Hilary and I went to Wimbledon for the ladies’ final as the guests of her old friend David Spearing. Usually referred to by tennis addicts as “the man in the black hat”, he first became a Wimbledon steward in 1974 and, even though he has lived in Abu Dhabi for the past 50 years, he never misses a season. As the longest-serving steward, he gets to sit (wearing his famous hat) in the “family box” at Wimbledon, the one where close relatives of the players are invariably placed.

We met Spearing in the officials’ buttery during one of the intervals (Venus Williams had just been walloped by Garbiñe Muguruza). Later, as he walked us back to our seats, people kept stopping to ask him for a selfie. “I’ve been on duty in the ‘family box’ for 20 years,” he explained. “They all know me, from the TV or in person, seeing me sitting there hour after hour. The first time Andy Murray won the championship, he climbed up into the box to hug his girlfriend. I noticed he had missed his mother, who was sitting over to the side. ‘Don’t forget about Mum, Andy,’ I told him!” 

Stanley Johnson’s novel “Kompromat” is published  by Oneworld

Stanley Johnson is an author, journalist and former Conservative member of the European Parliament. He has also worked in the European Commission. In 1984 Stanley was awarded the Greenpeace Prize for Outstanding Services to the Environment and in the same year the RSPCA Richard Martin award for services to animal welfare. In 1962 he won the Newdigate Prize for Poetry. He also happens to be the father of Boris Johnson.

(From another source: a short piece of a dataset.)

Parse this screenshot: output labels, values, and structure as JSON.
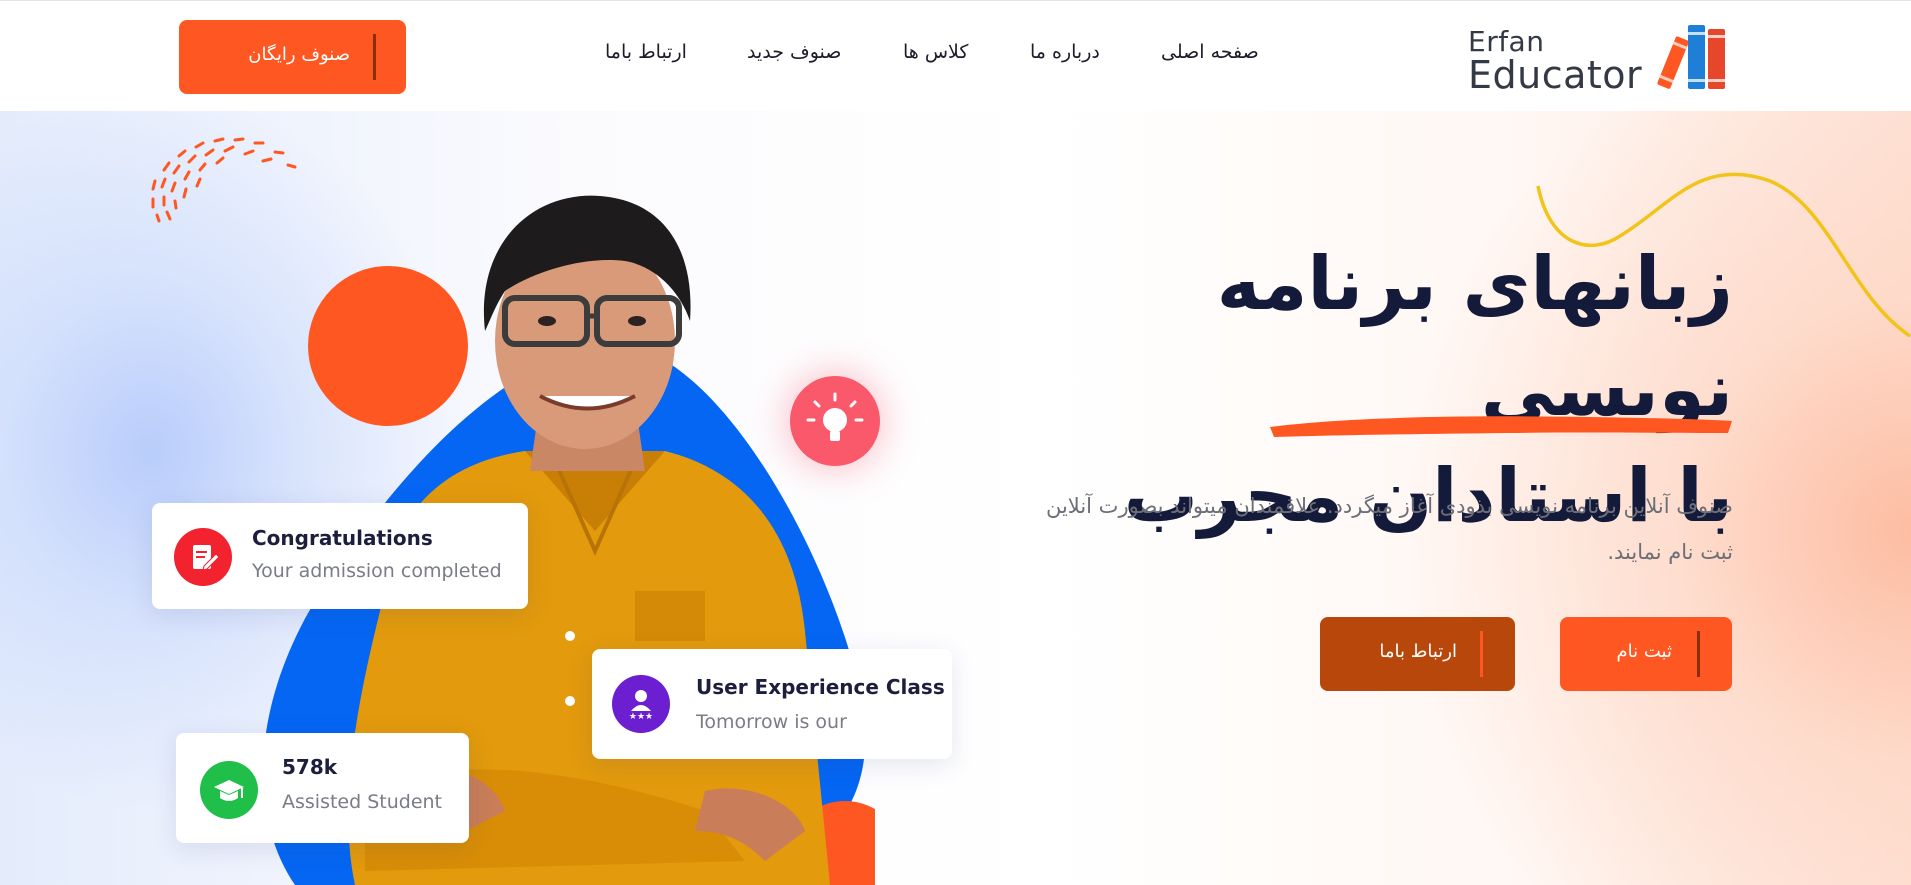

This article first appeared in the 20 July 2017 issue of the New Statesman, The new world disorder